Swimming into view like an oceanic Halloween specter, today’s ‘sea angel’ is one of about 3,000 sea slug species. Sea slugs can be found in all the oceans and seas of the world. Scientifically known as nudibranchs, sea slugs are mollusks and today is the day the world celebrates them. What, you didn’t know? Perhaps that’s because technically it’s the birthday of the premiere authority on all things related to sea slugs, Terry Gosliner. Gosliner has identified nearly half of the known sea slug species in the world, has written 150 scientific papers about them, and has personally named around 350 individual species. ‘Everything about them just piques the imagination,’ he says. So, we’re saying ‘Happy Birthday, Terry’ by taking a moment to examine the sea angel.

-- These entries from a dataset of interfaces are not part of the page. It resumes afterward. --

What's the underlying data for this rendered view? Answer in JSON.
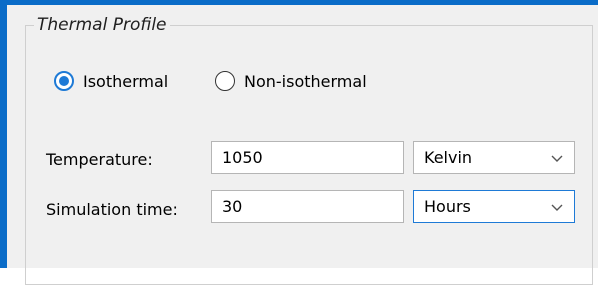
{
  "group": {
    "title": "Thermal Profile"
  },
  "thermal_mode": {
    "options": [
      {
        "label": "Isothermal",
        "selected": true
      },
      {
        "label": "Non-isothermal",
        "selected": false
      }
    ]
  },
  "temperature": {
    "label": "Temperature:",
    "value": "1050",
    "unit": "Kelvin"
  },
  "simulation_time": {
    "label": "Simulation time:",
    "value": "30",
    "unit": "Hours"
  },
  "colors": {
    "accent": "#1e7ad6",
    "window_border": "#0a6cc8",
    "panel_background": "#f0f0f0"
  }
}
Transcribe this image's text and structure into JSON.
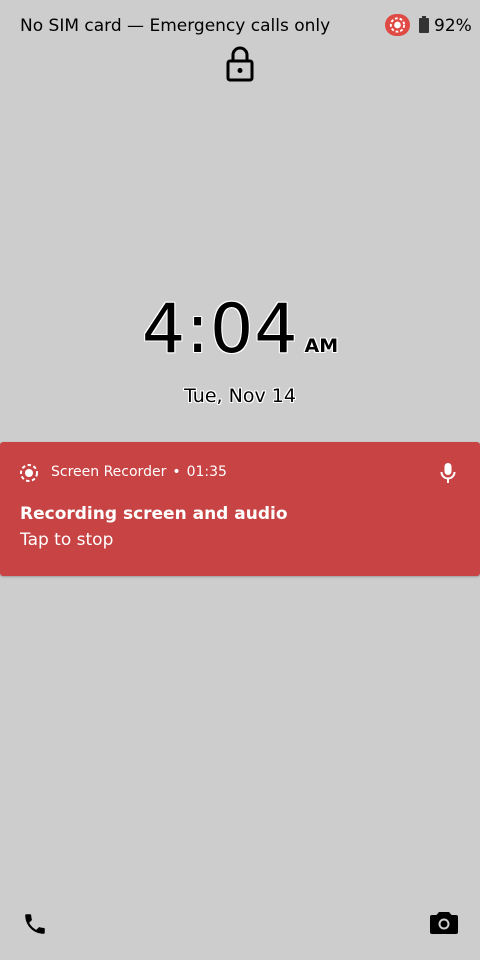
{
  "status_bar": {
    "carrier_text": "No SIM card — Emergency calls only",
    "battery_percent": "92%",
    "battery_level": 0.92,
    "icons": [
      "screen-record-icon",
      "battery-icon"
    ],
    "recording_indicator_color": "#e04a45"
  },
  "lock": {
    "icon": "lock-icon"
  },
  "clock": {
    "time": "4:04",
    "ampm": "AM",
    "date": "Tue, Nov 14"
  },
  "notification": {
    "app_name": "Screen Recorder",
    "separator": "•",
    "elapsed": "01:35",
    "title": "Recording screen and audio",
    "text": "Tap to stop",
    "background_color": "#c84444",
    "icons": [
      "screen-record-icon",
      "microphone-icon"
    ]
  },
  "shortcuts": {
    "left_icon": "phone-icon",
    "right_icon": "camera-icon"
  }
}
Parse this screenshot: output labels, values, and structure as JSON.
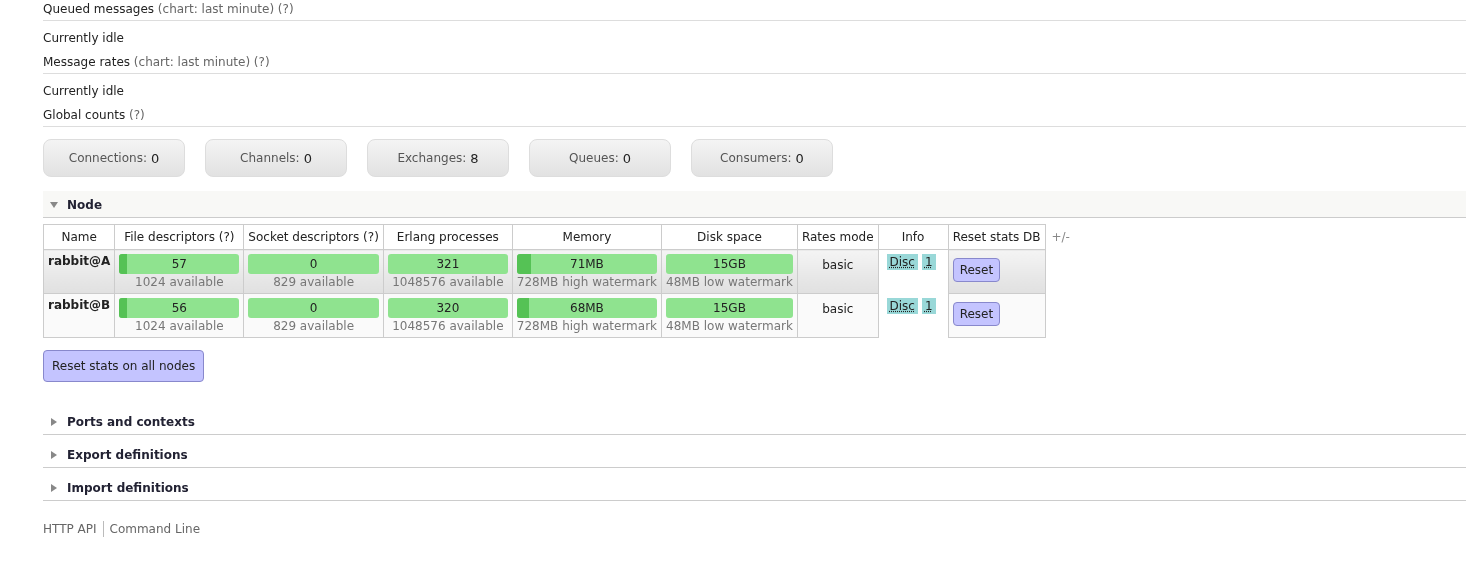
{
  "charts": [
    {
      "title": "Queued messages",
      "hint": "(chart: last minute) (?)",
      "status": "Currently idle"
    },
    {
      "title": "Message rates",
      "hint": "(chart: last minute) (?)",
      "status": "Currently idle"
    }
  ],
  "global_counts": {
    "title": "Global counts",
    "hint": "(?)",
    "counts": [
      {
        "label": "Connections:",
        "value": "0"
      },
      {
        "label": "Channels:",
        "value": "0"
      },
      {
        "label": "Exchanges:",
        "value": "8"
      },
      {
        "label": "Queues:",
        "value": "0"
      },
      {
        "label": "Consumers:",
        "value": "0"
      }
    ]
  },
  "node_section": {
    "title": "Node",
    "expanded": true
  },
  "table": {
    "columns": [
      "Name",
      "File descriptors (?)",
      "Socket descriptors (?)",
      "Erlang processes",
      "Memory",
      "Disk space",
      "Rates mode",
      "Info",
      "Reset stats DB"
    ],
    "toggle": "+/-",
    "rows": [
      {
        "name": "rabbit@A",
        "bars": [
          {
            "value": "57",
            "note": "1024 available",
            "level": 0.06
          },
          {
            "value": "0",
            "note": "829 available"
          },
          {
            "value": "321",
            "note": "1048576 available"
          },
          {
            "value": "71MB",
            "note": "728MB high watermark",
            "level": 0.1
          },
          {
            "value": "15GB",
            "note": "48MB low watermark"
          }
        ],
        "rates_mode": "basic",
        "info": [
          "Disc",
          "1"
        ],
        "reset": "Reset"
      },
      {
        "name": "rabbit@B",
        "bars": [
          {
            "value": "56",
            "note": "1024 available",
            "level": 0.06
          },
          {
            "value": "0",
            "note": "829 available"
          },
          {
            "value": "320",
            "note": "1048576 available"
          },
          {
            "value": "68MB",
            "note": "728MB high watermark",
            "level": 0.09
          },
          {
            "value": "15GB",
            "note": "48MB low watermark"
          }
        ],
        "rates_mode": "basic",
        "info": [
          "Disc",
          "1"
        ],
        "reset": "Reset"
      }
    ]
  },
  "reset_all": "Reset stats on all nodes",
  "sections": [
    {
      "title": "Ports and contexts",
      "expanded": false
    },
    {
      "title": "Export definitions",
      "expanded": false
    },
    {
      "title": "Import definitions",
      "expanded": false
    }
  ],
  "footer_links": [
    "HTTP API",
    "Command Line"
  ]
}
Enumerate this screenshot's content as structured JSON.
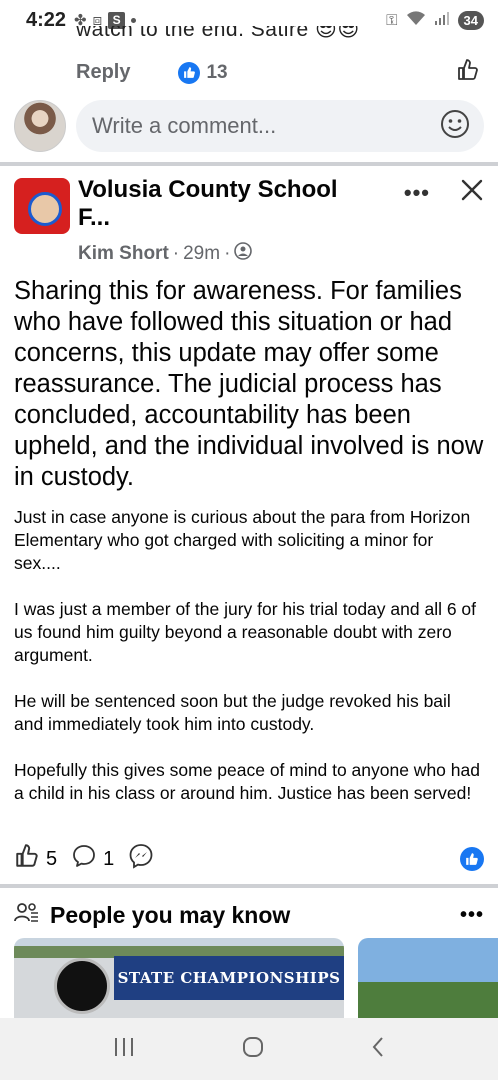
{
  "status_bar": {
    "time": "4:22",
    "s_badge": "S",
    "battery": "34",
    "signal_label": "5"
  },
  "prev_comment": {
    "cut_text": "watch to the end. Satire",
    "reply_label": "Reply",
    "reaction_count": "13"
  },
  "composer": {
    "placeholder": "Write a comment..."
  },
  "post": {
    "group_name": "Volusia County School F...",
    "poster_name": "Kim Short",
    "time_ago": "29m",
    "separator": "·",
    "text_large": "Sharing this for awareness. For families who have followed this situation or had concerns, this update may offer some reassurance. The judicial process has concluded, accountability has been upheld, and the individual involved is now in custody.",
    "paragraphs": [
      "Just in case anyone is curious about the para from Horizon Elementary who got charged with soliciting a minor for sex....",
      "I was just a member of the jury for his trial today and all 6 of us found him guilty beyond a reasonable doubt with zero argument.",
      "He will be sentenced soon but the judge revoked his bail and immediately took him into custody.",
      "Hopefully this gives some peace of mind to anyone who had a child in his class or around him. Justice has been served!"
    ],
    "like_count": "5",
    "comment_count": "1"
  },
  "pymk": {
    "title": "People you may know",
    "banner_text": "STATE CHAMPIONSHIPS"
  },
  "colors": {
    "fb_blue": "#1877f2",
    "divider": "#ced0d4",
    "secondary_text": "#65676b"
  }
}
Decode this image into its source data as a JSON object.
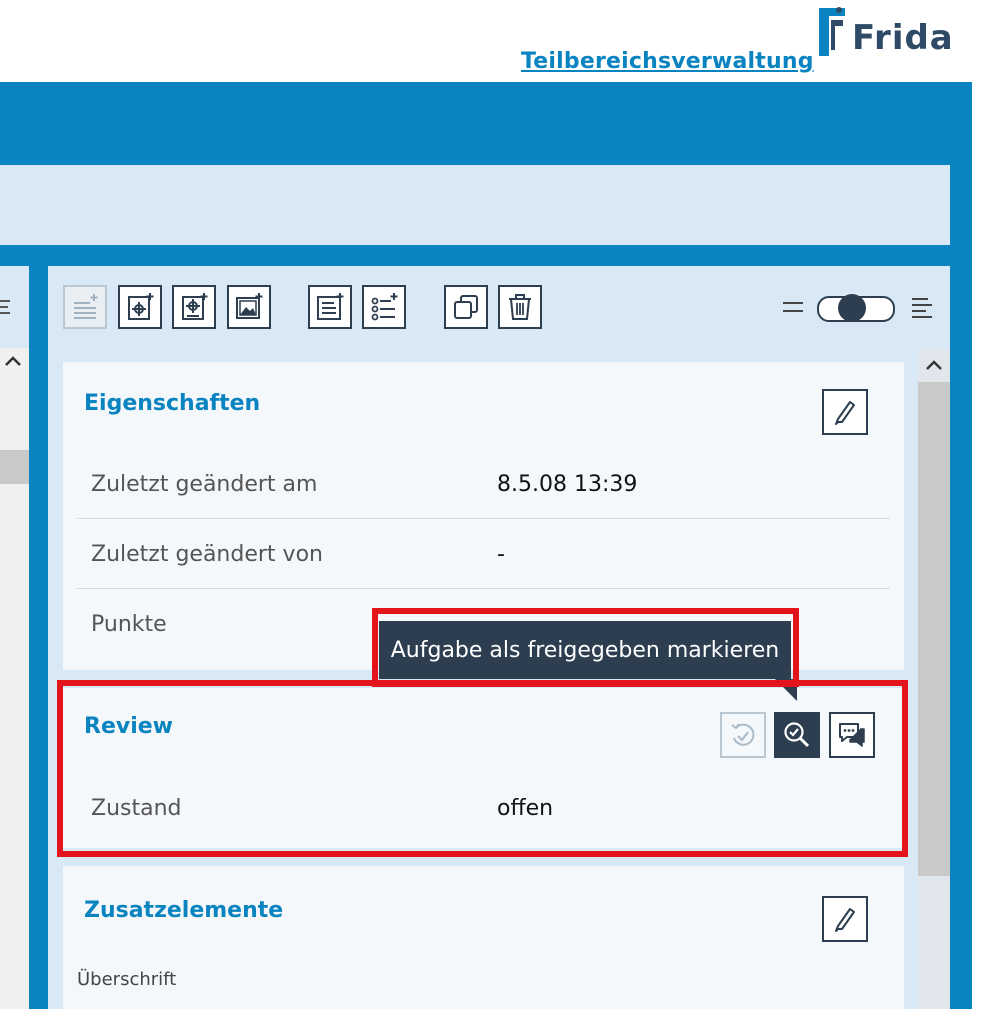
{
  "header": {
    "link_label": "Teilbereichsverwaltung",
    "logo_text": "Frida"
  },
  "toolbar": {
    "buttons": [
      {
        "name": "add-text-button",
        "icon": "text-add-icon",
        "disabled": true
      },
      {
        "name": "add-config-button",
        "icon": "gear-doc-add-icon",
        "disabled": false
      },
      {
        "name": "add-config2-button",
        "icon": "gear-doc-add-icon",
        "disabled": false
      },
      {
        "name": "add-image-button",
        "icon": "image-add-icon",
        "disabled": false
      },
      {
        "name": "add-paragraph-button",
        "icon": "paragraph-add-icon",
        "disabled": false
      },
      {
        "name": "add-list-button",
        "icon": "list-add-icon",
        "disabled": false
      },
      {
        "name": "copy-button",
        "icon": "copy-icon",
        "disabled": false
      },
      {
        "name": "delete-button",
        "icon": "trash-icon",
        "disabled": false
      }
    ],
    "toggle_state": "middle"
  },
  "properties": {
    "title": "Eigenschaften",
    "rows": [
      {
        "label": "Zuletzt geändert am",
        "value": "8.5.08 13:39"
      },
      {
        "label": "Zuletzt geändert von",
        "value": "-"
      },
      {
        "label": "Punkte",
        "value": ""
      }
    ]
  },
  "review": {
    "title": "Review",
    "state_label": "Zustand",
    "state_value": "offen",
    "tooltip": "Aufgabe als freigegeben markieren"
  },
  "extras": {
    "title": "Zusatzelemente",
    "first_label": "Überschrift"
  },
  "colors": {
    "brand_blue": "#0a84c1",
    "dark_navy": "#2c3e50",
    "highlight_red": "#e3141c",
    "panel_light": "#d9e8f5"
  }
}
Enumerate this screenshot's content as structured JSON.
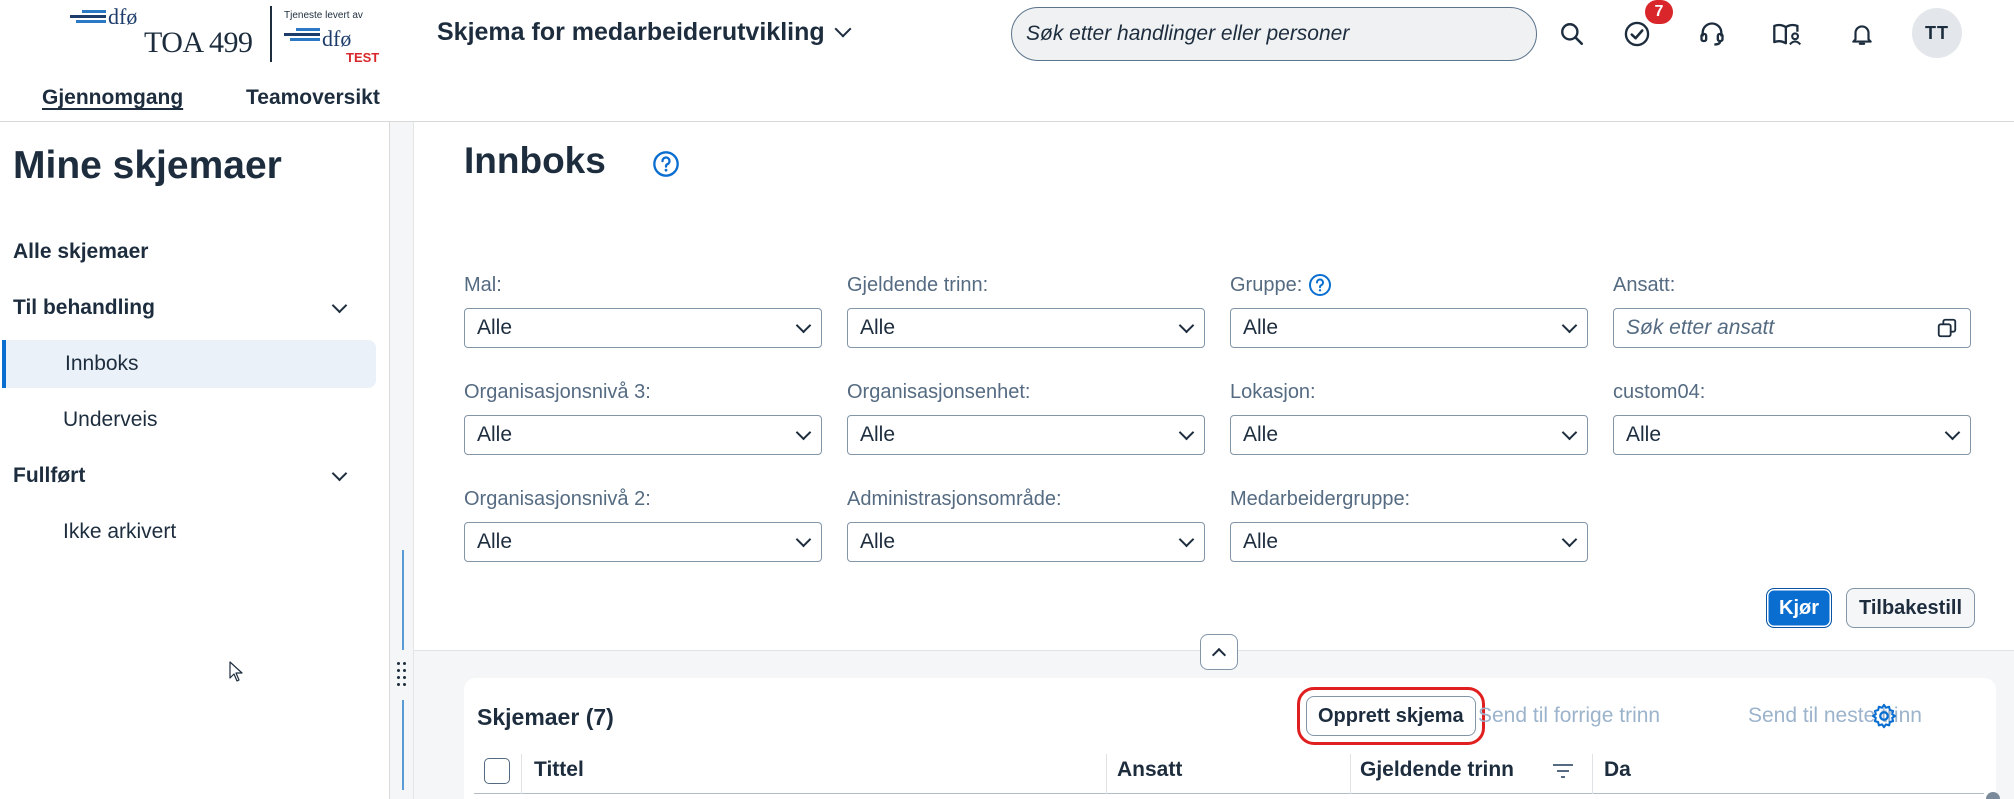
{
  "header": {
    "logo": {
      "org": "dfø",
      "unit": "TOA 499",
      "provided_by": "Tjeneste levert av",
      "provider": "dfø",
      "env": "TEST"
    },
    "app_title": "Skjema for medarbeiderutvikling",
    "search_placeholder": "Søk etter handlinger eller personer",
    "icons": [
      "search-icon",
      "task-check-icon",
      "headset-icon",
      "book-user-icon",
      "bell-icon"
    ],
    "notification_count": "7",
    "avatar_initials": "TT"
  },
  "top_nav": {
    "items": [
      "Gjennomgang",
      "Teamoversikt"
    ],
    "active": "Gjennomgang"
  },
  "sidebar": {
    "title": "Mine skjemaer",
    "items": [
      {
        "label": "Alle skjemaer",
        "type": "group"
      },
      {
        "label": "Til behandling",
        "type": "group",
        "expandable": true
      },
      {
        "label": "Innboks",
        "type": "sub",
        "selected": true
      },
      {
        "label": "Underveis",
        "type": "sub"
      },
      {
        "label": "Fullført",
        "type": "group",
        "expandable": true
      },
      {
        "label": "Ikke arkivert",
        "type": "sub"
      }
    ]
  },
  "main": {
    "title": "Innboks",
    "filters": [
      {
        "label": "Mal:",
        "value": "Alle"
      },
      {
        "label": "Gjeldende trinn:",
        "value": "Alle"
      },
      {
        "label": "Gruppe:",
        "value": "Alle",
        "help": true
      },
      {
        "label": "Ansatt:",
        "placeholder": "Søk etter ansatt",
        "type": "input"
      },
      {
        "label": "Organisasjonsnivå 3:",
        "value": "Alle"
      },
      {
        "label": "Organisasjonsenhet:",
        "value": "Alle"
      },
      {
        "label": "Lokasjon:",
        "value": "Alle"
      },
      {
        "label": "custom04:",
        "value": "Alle"
      },
      {
        "label": "Organisasjonsnivå 2:",
        "value": "Alle"
      },
      {
        "label": "Administrasjonsområde:",
        "value": "Alle"
      },
      {
        "label": "Medarbeidergruppe:",
        "value": "Alle"
      }
    ],
    "run_label": "Kjør",
    "reset_label": "Tilbakestill",
    "table": {
      "title": "Skjemaer (7)",
      "create_label": "Opprett skjema",
      "prev_label": "Send til forrige trinn",
      "next_label": "Send til neste trinn",
      "columns": [
        "Tittel",
        "Ansatt",
        "Gjeldende trinn",
        "Da"
      ]
    }
  },
  "colors": {
    "accent": "#0a6ed1",
    "text": "#1d2d3e",
    "badge": "#d9262a",
    "highlight_outline": "#e02020"
  }
}
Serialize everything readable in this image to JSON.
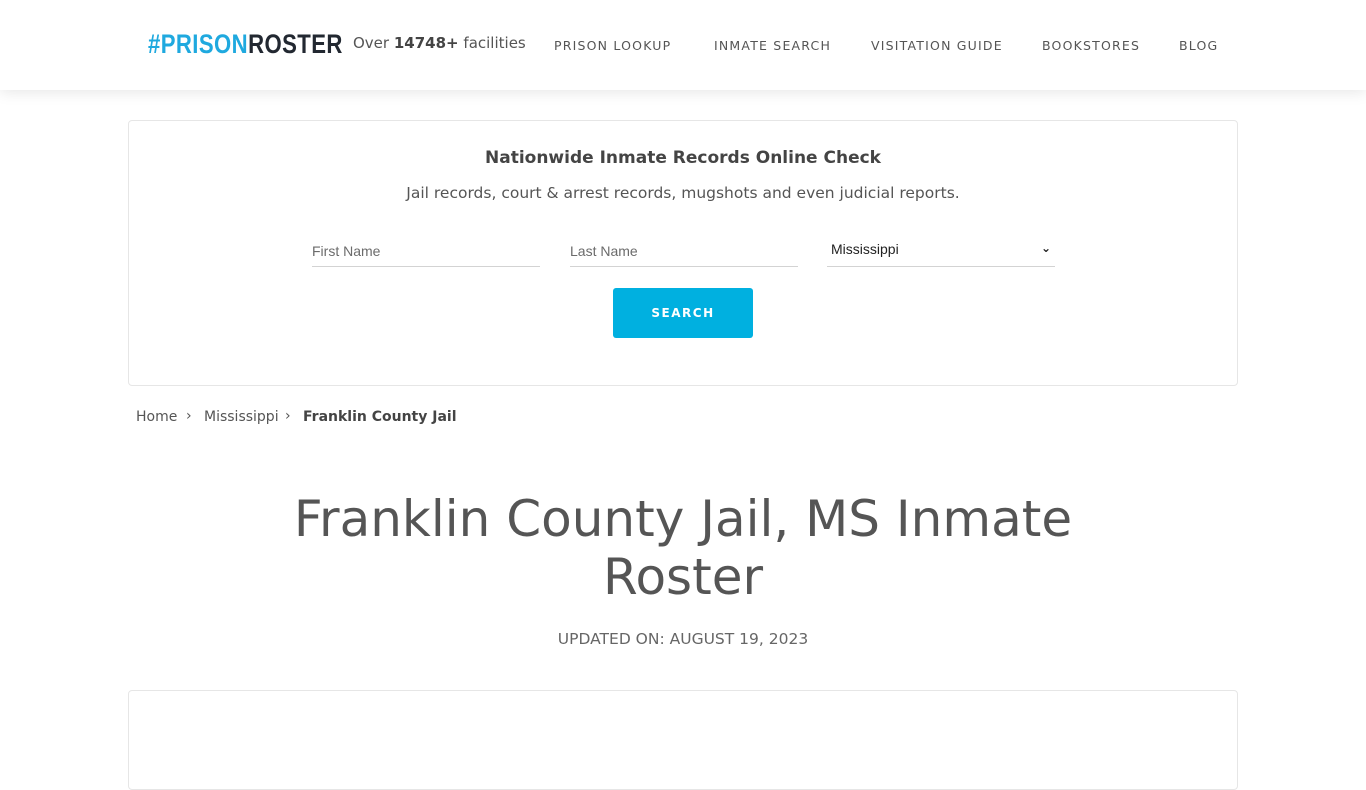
{
  "header": {
    "logo": {
      "hash": "#",
      "prison": "PRISON",
      "roster": "ROSTER"
    },
    "facilities": {
      "prefix": "Over",
      "count": "14748+",
      "suffix": "facilities"
    },
    "nav": [
      {
        "label": "PRISON LOOKUP"
      },
      {
        "label": "INMATE SEARCH"
      },
      {
        "label": "VISITATION GUIDE"
      },
      {
        "label": "BOOKSTORES"
      },
      {
        "label": "BLOG"
      }
    ]
  },
  "search_card": {
    "title": "Nationwide Inmate Records Online Check",
    "subtitle": "Jail records, court & arrest records, mugshots and even judicial reports.",
    "first_name": {
      "placeholder": "First Name",
      "value": ""
    },
    "last_name": {
      "placeholder": "Last Name",
      "value": ""
    },
    "state": {
      "selected": "Mississippi",
      "icon": "chevron-down-icon"
    },
    "button_label": "SEARCH"
  },
  "breadcrumb": [
    {
      "label": "Home"
    },
    {
      "label": "Mississippi"
    },
    {
      "label": "Franklin County Jail"
    }
  ],
  "breadcrumb_separator": "›",
  "page": {
    "title": "Franklin County Jail, MS Inmate Roster",
    "updated": "UPDATED ON: AUGUST 19, 2023"
  },
  "colors": {
    "brand_blue": "#1fa9df",
    "brand_dark": "#222831",
    "button": "#00b0e0"
  }
}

Sea angels are classified into six different families, and they’re all remarkably small, with the largest being only about 3 inches long. They can be found in arctic waters under the ice to more tropical areas and all points in between. Gelatinous in nature, they’re also mostly see-through. Do you see those ‘wings’ there in the photo? They allow the sea angel to ‘fly’ around at about 0.22 mph, which may not seem very fast, but it’s about twice as fast as their most common prey, the sea butterfly. Belying their name, these angels are ambush predators that actively attack and extract sea butterflies (technically sea snails) from their shells. Some species of sea angels emit a toxin to keep predators away, which has caused other sea creatures to carry them around as a sort of ‘underwater pepper spray’ to fend off their own predators. Given this, maybe ‘sea guardian angel’ would be a more fitting name. Someone call Terry.